Facet joint injections are performed under fluoroscopy (x-ray guidance) with the patient lying on his/her stomach. The injection can be performed with simple local anesthesia (numbing the skin) or with intravenous sedation. The treatment involves the injection of an anesthetic and a steroid medication into the facet joint. Some physicians choose to block the nerves supplying the facet joint instead of the facet joint itself. This technique is known as a medial branch block. The injection usually takes 5-10 mins, followed by a brief recovery before being discharged home. Procedures are usually performed in an outpatient setting such as an office or outpatient surgery center.
If the facet joint is the main cause of the patient’s pain, he/she may experience immediate pain relief as a result of the anesthetic. Typically the injection will last approximately 6 hours if bupivicaine is used. It is important to report whether or not immediate pain relief was obtained to your physician. The patient’s pain can then return as the anesthetic wears off, before the steroid takes effect (usually within 3-5 days). As noted, steroid alone is often not good enough to give long lasting relief from facet mediated pain. If these injections do tend to isolated the facet as a prominent pain generator, your physician may recommend a radio-frequency denervation.
Who is a Candidate for a Face Joint Injection?
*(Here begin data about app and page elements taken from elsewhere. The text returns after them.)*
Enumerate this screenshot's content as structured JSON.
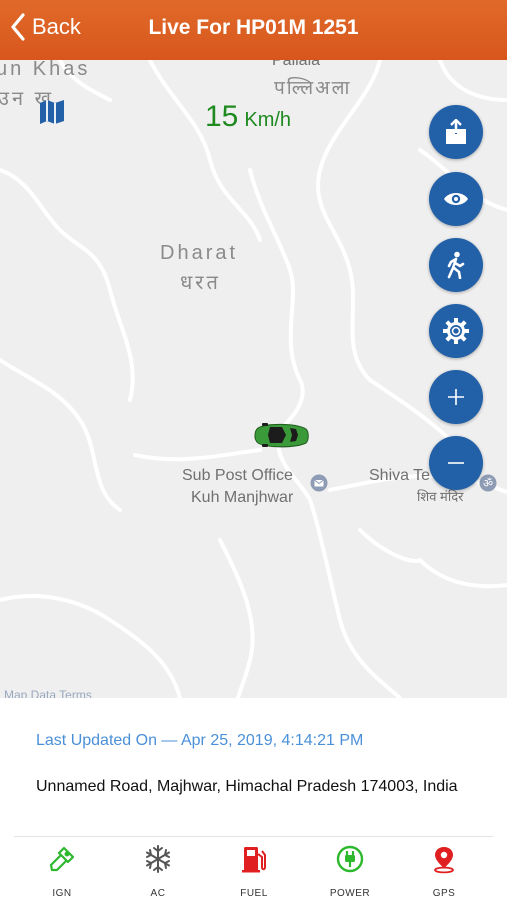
{
  "nav": {
    "back_label": "Back",
    "title": "Live For HP01M 1251"
  },
  "speed": {
    "value": "15",
    "unit": "Km/h"
  },
  "map": {
    "places": [
      {
        "id": "un-khas",
        "text": "un Khas"
      },
      {
        "id": "un-khas-hi",
        "text": "उन ख"
      },
      {
        "id": "pallala",
        "text": "Pallala"
      },
      {
        "id": "pallala-hi",
        "text": "पल्लिअला"
      },
      {
        "id": "dharat",
        "text": "Dharat"
      },
      {
        "id": "dharat-hi",
        "text": "धरत"
      },
      {
        "id": "subpost-1",
        "text": "Sub Post Office"
      },
      {
        "id": "subpost-2",
        "text": "Kuh Manjhwar"
      },
      {
        "id": "shiva",
        "text": "Shiva Te"
      },
      {
        "id": "shiva-hi",
        "text": "शिव मंदिर"
      },
      {
        "id": "attribution",
        "text": "i Map Data Terms"
      }
    ],
    "actions": [
      {
        "id": "share",
        "icon": "share-icon"
      },
      {
        "id": "view",
        "icon": "eye-icon"
      },
      {
        "id": "walk",
        "icon": "walk-icon"
      },
      {
        "id": "settings",
        "icon": "gear-icon"
      },
      {
        "id": "zoom-in",
        "icon": "plus-icon"
      },
      {
        "id": "zoom-out",
        "icon": "minus-icon"
      }
    ],
    "colors": {
      "background": "#efefef",
      "roads": "#ffffff",
      "action_button": "#2261a8",
      "car": "#3a9a3a"
    }
  },
  "info": {
    "last_updated": "Last Updated On — Apr 25, 2019, 4:14:21 PM",
    "address": "Unnamed Road, Majhwar, Himachal Pradesh 174003, India"
  },
  "status": [
    {
      "label": "IGN",
      "icon": "ignition-key-icon",
      "color": "#2eb82e"
    },
    {
      "label": "AC",
      "icon": "snowflake-icon",
      "color": "#555555"
    },
    {
      "label": "FUEL",
      "icon": "fuel-pump-icon",
      "color": "#e02020"
    },
    {
      "label": "POWER",
      "icon": "power-plug-icon",
      "color": "#2eb82e"
    },
    {
      "label": "GPS",
      "icon": "gps-pin-icon",
      "color": "#e02020"
    }
  ],
  "colors": {
    "navbar": "#dc5f22",
    "speed": "#1f8a1f",
    "last_updated": "#4a90d9"
  }
}
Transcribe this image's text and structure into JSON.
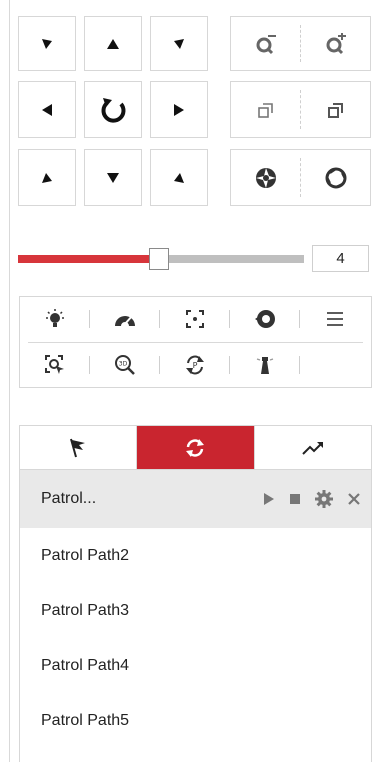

Candidates for facet joint injections typically have tried conservative therapy such as rest, physical therapy, chiropractic care and anti-inflammatory medication. Facet joint pain can present with multiple symptoms. The pain can isolate to the low back or radiate to the buttock, lateral hip, and posterior thigh. This pain is often worsen with standing, walking, extending, but can occasionally present with bending/flexion.
What Should Patients Expect Following a Facet Joint Injection?
Patients are encouraged to remain active immediately after the injection (first several hours). Remember, the goal of the injection is to see if the anesthetic (numbing medication) injected into the joint turns the pain off. This cannot be done if the patient goes home and rests or “takes it easy.” We suggest continuing normal activity like you did the day before the injection. You may feel discomfort at the injection site. It is important to differentiate this discomfort from you normal pain. It is not uncommon to have increased pain after the numbing medication wears off. This can be treated with ice, Tylenol, or other over the counter anti-inflammatories. As noted, if the steroid is going to improve your pain, it may take 3-5 days. Your physician will want you to come back into the office for a follow up to determine the effect of the injection.
What Are Results of the Facet Joint Injections?
Some patients will receive relief with the facet joint injections. If the patient only has minimum relief or no improvement at all, then further diagnostic testing and/or other treatments may be prescribed.
What are the Risks of a Facet Joint Injection?
Facet injections are very safe procedures when done in a strict sterile environment with an experienced clinician. Still, as with any injection, there exist a risk for allergic reaction (mild to severe), side effect to steroids (including but not limited to headache, elevated blood pressure, anxiety, elevated blood sugar, hot flashes, rash), infection, bleeding, or even a reaction to sedating medication if intravenous sedation is chosen. Being that the needle is in close vicinity to the spinal canal and nerves, one must consider the risk for nerve or spinal cord injury. Again, these latter complications are extremely rare.